== Segment start ==

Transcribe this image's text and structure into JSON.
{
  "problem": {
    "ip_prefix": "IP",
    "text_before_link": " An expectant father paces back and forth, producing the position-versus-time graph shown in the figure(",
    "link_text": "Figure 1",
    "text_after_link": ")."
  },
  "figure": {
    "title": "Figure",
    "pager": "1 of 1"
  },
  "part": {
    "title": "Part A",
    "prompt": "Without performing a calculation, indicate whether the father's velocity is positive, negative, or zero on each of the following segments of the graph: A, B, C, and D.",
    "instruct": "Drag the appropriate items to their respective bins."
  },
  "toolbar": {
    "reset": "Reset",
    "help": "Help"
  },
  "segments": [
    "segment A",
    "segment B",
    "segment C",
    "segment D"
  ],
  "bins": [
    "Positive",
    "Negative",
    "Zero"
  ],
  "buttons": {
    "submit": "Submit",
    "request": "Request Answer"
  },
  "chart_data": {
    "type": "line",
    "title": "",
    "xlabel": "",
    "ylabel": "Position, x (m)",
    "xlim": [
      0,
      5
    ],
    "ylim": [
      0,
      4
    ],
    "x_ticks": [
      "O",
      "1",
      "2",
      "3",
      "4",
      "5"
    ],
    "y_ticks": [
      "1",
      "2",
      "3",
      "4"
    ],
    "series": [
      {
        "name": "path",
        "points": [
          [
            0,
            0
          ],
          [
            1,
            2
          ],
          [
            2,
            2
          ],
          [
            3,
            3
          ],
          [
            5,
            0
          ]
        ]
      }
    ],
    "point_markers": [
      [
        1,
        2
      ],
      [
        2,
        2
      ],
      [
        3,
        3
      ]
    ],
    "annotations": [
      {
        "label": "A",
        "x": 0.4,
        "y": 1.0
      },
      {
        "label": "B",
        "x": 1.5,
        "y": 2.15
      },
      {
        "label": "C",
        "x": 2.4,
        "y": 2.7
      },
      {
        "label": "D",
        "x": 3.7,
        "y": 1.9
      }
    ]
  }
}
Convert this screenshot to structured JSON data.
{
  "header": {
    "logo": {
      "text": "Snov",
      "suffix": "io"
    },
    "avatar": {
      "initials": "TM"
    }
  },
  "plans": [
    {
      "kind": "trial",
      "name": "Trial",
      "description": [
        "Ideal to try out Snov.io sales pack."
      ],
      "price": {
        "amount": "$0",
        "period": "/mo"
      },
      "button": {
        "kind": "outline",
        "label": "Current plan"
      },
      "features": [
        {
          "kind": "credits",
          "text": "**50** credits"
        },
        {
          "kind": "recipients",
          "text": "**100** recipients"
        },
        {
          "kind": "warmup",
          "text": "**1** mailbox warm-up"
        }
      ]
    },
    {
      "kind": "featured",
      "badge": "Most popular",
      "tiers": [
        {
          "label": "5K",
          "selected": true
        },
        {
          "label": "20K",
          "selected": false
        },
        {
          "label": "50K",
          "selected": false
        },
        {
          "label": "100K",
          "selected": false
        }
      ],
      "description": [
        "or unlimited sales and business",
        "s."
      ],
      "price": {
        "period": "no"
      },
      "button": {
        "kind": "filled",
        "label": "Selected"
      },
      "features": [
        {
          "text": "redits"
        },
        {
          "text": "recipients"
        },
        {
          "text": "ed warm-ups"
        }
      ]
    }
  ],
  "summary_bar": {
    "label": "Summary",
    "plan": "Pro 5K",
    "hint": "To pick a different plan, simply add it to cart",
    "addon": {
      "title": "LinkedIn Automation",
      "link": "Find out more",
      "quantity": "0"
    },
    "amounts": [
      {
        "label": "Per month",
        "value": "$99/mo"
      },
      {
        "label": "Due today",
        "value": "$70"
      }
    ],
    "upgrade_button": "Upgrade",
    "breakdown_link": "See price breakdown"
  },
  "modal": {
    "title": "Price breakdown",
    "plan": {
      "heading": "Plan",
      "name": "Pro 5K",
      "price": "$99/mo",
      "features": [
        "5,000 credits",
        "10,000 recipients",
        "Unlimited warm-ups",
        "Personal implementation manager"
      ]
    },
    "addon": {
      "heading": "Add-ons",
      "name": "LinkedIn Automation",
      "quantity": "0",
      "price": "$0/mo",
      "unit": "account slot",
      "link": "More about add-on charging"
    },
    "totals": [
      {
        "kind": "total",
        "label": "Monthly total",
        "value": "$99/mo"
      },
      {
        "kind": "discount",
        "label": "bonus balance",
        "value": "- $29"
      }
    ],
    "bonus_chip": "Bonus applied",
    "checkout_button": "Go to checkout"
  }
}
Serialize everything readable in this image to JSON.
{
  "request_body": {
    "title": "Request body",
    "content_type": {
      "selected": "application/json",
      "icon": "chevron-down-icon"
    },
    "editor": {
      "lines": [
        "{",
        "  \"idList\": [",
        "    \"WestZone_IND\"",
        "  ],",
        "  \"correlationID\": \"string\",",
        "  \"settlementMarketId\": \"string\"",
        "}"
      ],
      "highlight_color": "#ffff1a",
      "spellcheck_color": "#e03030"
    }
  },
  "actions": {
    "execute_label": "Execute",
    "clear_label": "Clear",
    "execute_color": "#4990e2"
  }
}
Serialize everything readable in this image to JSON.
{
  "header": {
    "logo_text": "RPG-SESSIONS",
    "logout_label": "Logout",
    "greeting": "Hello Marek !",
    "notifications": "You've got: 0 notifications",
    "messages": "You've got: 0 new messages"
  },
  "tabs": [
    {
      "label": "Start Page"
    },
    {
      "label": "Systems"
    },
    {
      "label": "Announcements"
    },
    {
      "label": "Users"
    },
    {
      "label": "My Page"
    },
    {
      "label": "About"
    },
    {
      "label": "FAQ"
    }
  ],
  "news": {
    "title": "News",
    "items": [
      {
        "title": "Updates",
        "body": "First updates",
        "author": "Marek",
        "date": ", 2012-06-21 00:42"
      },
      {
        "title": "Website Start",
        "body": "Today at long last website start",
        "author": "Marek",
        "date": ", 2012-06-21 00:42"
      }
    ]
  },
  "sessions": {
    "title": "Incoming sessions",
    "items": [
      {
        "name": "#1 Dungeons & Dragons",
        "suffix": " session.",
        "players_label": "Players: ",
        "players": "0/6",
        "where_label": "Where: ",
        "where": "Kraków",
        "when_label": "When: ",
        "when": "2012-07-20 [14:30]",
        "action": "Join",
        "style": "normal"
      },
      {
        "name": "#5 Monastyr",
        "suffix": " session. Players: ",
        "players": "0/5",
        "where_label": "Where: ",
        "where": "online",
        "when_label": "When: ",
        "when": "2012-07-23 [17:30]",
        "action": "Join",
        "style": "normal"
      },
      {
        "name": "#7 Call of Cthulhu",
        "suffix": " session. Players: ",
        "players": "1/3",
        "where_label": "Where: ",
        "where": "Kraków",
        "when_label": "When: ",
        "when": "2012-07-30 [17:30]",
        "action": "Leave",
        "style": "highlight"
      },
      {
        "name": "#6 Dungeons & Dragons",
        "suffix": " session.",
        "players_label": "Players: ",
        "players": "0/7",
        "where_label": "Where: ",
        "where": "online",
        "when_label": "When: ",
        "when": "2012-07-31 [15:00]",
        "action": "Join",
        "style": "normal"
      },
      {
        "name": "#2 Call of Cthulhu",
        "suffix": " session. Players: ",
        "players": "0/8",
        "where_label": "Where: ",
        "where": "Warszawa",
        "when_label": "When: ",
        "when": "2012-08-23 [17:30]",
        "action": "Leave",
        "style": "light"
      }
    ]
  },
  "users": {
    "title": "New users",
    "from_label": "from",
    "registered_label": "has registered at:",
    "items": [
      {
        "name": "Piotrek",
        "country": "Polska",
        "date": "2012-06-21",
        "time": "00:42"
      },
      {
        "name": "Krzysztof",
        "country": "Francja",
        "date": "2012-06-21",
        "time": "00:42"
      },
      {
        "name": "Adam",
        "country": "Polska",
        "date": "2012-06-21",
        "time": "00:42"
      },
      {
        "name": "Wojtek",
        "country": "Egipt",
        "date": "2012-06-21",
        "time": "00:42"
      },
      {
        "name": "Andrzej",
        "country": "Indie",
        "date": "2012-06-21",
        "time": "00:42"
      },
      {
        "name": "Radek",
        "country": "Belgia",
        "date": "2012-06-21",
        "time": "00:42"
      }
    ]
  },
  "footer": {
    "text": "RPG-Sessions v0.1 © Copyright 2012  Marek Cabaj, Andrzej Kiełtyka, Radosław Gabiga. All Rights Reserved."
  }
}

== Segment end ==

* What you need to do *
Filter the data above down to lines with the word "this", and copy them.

* Exercise response *
Transcribe this image's text and structure into JSON.
Convert this screenshot to structured JSON data.
Serialize everything readable in this image to JSON.
Serialize everything readable in this image to JSON.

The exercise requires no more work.